Fifteen teams incorporated the core INSPIRED interventions while 13 (68%) incorporated additional interventions, e.g., smoking cessation, pulmonary rehabilitation, and improving inter-professional collaboration for patients with complex needs. Most models of care were acute-dominant, consisting of pulmonary specialist outreach, as opposed to community dominant (e.g., home or community-based programming). Table 1 indicates examples of team action plan and advance care planning completion rates immediately post-collaborative.
Top ranked facilitators to implementation of innovation were:
- Leadership acknowledgement and buy-in and alignment with organizational priorities
- Engagement and leadership from the clinical front line
- Access to tools and educational resources on COPD management
- Sharing of milestones to motivate teams and recognition of new standards of care as results validated the approach
Dominant barriers to sustaining the INSPIRED QIC included a lack of continuous resourcing, competing demands on staff time, and difficulties associated with providing comprehensive care for patients with complex needs.
A 2016 independent return on investment analysis showed that if INSPIRED reached fewer than 1% of people living with COPD in Canada, it would result in 68,500 fewer ED visits; 44,100 fewer hospitalizations; and 400,000 fewer bed days in the next five years, translating to reduced costs of $79 million in ED costs, and $644 million in hospital costs (or, for every dollar spent, $21 would be saved in reduced hospital costs). Beds no longer required for patients with COPD speeds access to appropriate care for others.
The INSPIRED COPD Outreach Program™ and its adaption within a pan-Canadian spread collaborative proved feasible, effective and created efficiencies. As in Nova Scotia, patients reported several benefits to participation. Multidisciplinary teams were able to implement, evaluate and indicate pointers to success and longer-term barriers. Economic projections indicate that adopting INSPIRED would yield sizeable cost-aversion. Health systems willing to adapt can support patients with high needs. In the absence of effective COPD organizational infrastructure using similar clinical innovation, patients with advanced COPD will continue to rely on EDs in the absence of alternatives.

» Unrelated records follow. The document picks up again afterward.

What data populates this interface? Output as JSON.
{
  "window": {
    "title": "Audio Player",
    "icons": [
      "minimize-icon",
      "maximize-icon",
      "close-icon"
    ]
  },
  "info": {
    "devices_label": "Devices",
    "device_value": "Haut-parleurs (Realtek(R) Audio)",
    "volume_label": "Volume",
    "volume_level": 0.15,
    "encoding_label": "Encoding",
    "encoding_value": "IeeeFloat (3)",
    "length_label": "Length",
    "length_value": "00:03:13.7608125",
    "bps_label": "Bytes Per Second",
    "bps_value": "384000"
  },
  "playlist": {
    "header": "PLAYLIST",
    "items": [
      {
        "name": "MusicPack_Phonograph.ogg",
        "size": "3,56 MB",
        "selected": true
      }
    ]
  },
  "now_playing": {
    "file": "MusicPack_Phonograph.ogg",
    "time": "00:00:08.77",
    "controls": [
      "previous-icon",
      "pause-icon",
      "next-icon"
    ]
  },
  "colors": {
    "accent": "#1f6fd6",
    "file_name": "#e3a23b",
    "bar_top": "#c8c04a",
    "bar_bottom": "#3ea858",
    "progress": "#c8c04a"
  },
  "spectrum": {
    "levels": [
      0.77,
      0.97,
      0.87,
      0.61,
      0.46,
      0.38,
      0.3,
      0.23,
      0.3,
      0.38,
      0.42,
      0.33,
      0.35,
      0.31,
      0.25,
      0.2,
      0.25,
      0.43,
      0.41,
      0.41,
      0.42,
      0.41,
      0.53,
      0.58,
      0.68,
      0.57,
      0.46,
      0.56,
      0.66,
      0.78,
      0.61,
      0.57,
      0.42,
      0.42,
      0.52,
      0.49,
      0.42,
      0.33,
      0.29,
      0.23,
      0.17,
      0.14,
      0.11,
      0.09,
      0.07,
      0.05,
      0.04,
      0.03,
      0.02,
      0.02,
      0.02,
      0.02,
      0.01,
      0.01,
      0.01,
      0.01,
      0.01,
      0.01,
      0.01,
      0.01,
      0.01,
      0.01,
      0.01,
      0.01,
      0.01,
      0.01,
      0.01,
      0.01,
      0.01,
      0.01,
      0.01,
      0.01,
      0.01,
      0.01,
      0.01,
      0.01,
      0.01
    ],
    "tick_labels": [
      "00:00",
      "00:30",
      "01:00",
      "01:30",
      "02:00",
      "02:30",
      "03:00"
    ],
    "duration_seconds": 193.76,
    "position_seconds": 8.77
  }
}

Addressing their unmet needs through an INSPIRED approach to COPD care can reverse this trend and result in better care, health and value for money.
Examples of INSPIRED collaborative team action plan and advance care planning completion rates immediately post-collaborative.